Kent Norman is an Associate Professor in the Neuroscience and Cognitive Science area in the Department of Psychology at the University of Maryland. He received his doctorate from the University of Iowa in 1973 in Experimental Psychology. He is the director of the Laboratory for Automation Psychology and Decision Processes (LAPDP, http://lap.umd.edu) and is a founding member of the Human/Computer Interaction Laboratory (HCIL, http://www.cs.umd.edu/hcil) in the University of Maryland iSchool.

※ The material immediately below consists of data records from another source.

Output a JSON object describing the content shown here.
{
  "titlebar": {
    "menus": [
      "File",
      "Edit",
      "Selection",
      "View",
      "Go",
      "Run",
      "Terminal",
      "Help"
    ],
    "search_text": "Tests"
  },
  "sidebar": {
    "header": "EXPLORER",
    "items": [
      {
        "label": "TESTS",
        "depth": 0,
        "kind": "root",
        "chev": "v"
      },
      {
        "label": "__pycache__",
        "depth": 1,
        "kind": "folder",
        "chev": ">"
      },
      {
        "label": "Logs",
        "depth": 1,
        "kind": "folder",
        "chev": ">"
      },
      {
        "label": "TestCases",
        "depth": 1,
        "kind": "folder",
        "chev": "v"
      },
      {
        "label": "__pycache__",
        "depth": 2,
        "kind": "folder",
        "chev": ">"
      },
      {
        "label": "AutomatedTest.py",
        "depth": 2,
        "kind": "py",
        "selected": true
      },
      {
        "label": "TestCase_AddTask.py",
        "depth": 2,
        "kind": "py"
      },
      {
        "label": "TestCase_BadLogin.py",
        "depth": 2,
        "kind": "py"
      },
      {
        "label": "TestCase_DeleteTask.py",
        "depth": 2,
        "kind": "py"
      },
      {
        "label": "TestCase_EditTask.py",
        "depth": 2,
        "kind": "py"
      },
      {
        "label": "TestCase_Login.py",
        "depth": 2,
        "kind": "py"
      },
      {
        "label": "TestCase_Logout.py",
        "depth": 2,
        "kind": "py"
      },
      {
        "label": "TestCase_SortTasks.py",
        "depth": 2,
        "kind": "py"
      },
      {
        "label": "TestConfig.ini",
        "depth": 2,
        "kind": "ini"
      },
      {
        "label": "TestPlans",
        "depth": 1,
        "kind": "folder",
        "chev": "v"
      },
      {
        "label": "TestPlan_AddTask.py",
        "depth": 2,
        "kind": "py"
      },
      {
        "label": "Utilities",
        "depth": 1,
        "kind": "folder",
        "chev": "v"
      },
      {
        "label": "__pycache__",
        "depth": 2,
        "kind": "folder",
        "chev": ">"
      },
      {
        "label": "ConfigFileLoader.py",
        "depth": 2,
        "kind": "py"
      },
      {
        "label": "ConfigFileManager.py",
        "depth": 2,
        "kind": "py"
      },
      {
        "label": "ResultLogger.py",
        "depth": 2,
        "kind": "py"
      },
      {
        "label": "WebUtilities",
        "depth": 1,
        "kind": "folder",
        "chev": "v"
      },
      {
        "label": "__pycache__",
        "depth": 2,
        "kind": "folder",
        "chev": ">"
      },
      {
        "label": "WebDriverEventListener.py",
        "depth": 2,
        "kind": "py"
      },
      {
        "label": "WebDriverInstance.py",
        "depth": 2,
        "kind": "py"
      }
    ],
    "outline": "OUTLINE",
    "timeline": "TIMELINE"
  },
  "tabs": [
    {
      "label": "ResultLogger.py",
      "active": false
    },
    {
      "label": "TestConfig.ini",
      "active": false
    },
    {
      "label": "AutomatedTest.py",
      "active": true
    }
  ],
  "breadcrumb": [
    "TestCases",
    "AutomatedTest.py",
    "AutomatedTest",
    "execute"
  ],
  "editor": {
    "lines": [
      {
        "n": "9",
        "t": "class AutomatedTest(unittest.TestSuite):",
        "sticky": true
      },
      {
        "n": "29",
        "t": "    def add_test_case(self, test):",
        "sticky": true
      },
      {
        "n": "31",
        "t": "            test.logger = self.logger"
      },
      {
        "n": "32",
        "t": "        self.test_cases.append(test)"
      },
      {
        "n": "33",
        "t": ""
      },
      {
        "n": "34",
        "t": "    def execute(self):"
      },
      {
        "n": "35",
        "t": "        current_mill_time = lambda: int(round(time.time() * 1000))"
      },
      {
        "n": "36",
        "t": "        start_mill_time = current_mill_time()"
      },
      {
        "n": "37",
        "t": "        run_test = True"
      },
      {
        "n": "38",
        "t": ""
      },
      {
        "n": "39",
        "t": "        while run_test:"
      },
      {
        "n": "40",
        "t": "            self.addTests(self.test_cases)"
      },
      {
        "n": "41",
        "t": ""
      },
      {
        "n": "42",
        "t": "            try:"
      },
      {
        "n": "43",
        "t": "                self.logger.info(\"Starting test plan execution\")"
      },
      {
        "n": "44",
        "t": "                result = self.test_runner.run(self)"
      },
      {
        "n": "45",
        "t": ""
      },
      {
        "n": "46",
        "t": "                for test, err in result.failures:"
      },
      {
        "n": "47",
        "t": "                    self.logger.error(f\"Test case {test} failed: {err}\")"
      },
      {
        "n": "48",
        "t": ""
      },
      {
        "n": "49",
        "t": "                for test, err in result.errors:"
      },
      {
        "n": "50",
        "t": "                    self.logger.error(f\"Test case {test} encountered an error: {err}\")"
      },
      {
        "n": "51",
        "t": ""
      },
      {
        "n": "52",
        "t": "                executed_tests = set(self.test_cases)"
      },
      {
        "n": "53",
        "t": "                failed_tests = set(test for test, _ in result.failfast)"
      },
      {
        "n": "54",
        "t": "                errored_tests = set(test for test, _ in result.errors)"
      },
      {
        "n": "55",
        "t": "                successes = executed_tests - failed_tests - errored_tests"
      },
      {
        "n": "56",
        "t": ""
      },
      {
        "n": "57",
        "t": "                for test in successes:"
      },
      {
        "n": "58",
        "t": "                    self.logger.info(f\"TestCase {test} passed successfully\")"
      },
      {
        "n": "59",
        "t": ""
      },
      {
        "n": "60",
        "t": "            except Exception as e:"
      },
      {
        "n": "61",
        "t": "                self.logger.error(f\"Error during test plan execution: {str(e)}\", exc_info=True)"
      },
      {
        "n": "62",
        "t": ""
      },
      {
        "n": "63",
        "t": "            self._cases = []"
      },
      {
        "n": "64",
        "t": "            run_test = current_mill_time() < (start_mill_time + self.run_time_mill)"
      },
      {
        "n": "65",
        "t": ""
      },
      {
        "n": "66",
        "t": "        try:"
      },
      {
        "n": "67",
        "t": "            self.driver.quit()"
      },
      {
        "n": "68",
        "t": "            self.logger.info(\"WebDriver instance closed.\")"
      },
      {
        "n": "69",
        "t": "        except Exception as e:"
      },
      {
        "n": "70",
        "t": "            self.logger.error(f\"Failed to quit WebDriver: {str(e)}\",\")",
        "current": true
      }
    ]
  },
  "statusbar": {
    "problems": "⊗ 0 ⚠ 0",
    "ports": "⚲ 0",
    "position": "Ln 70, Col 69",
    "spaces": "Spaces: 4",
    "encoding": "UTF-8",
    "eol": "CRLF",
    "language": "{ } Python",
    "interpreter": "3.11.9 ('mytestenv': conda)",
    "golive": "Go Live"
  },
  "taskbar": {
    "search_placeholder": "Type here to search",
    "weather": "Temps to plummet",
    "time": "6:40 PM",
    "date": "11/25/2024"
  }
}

Dr. Norman is the developer of HyperCourseware™, a Web-based prototype. This work is reported in his online text: The Switched On Classroom (1999, http://lap.umd.edu/soc). He is co-author of the QUIS: The Questionnaire for User Interaction Satisfaction, licensed by the University to academic, corporate, and government usability labs. Dr. Norman is the author or co-author of over 80 journal articles and book chapters. His most recent book is Cyberpsychology: An introduction to the human-computer interface (2008), published by Cambridge University Press. He won an award for the most cited paper in the journal Interacting with Computers for his paper, “Levels of automation and user participation in usability testing” (2006). He is the editor of the Wiley Handbook for Human-Computer Interaction to be published in 2016.
He teaches courses on cyberpsychology, the psychology of video games, and the psychology of social networking and social computing.
I teach all of my classes in Teaching Theaters at the University of Maryland. Courses are blended with classroom meetings and all materials and other interaction online. I use a system first invisioned in 1990 and developed over the past 25 years called HyperCourseware. See http://cognitron.umd.edu for interaction.
His research is on judgment and decision-making and problem solving particularly as they pertain to human/computer interaction, human factors, usability testing, and cognitive issues in interface design. One research program is on computer menu selection and problems of navigation and search. This work and other literature is reported in his book, The Psychology of Menu Selection: Designing Cognitive Control at the Human/Computer Interface (1991, http://lap.umd.edu/poms). Research has also involved the design of online surveys and visualizations for decision-making, which has been funded by the U.S. Bureau of the Census, methods of usability testing funded by NSF, and the design of electronic educational environments. Current research is on psychological factors of video games, immersiveness, and skill components.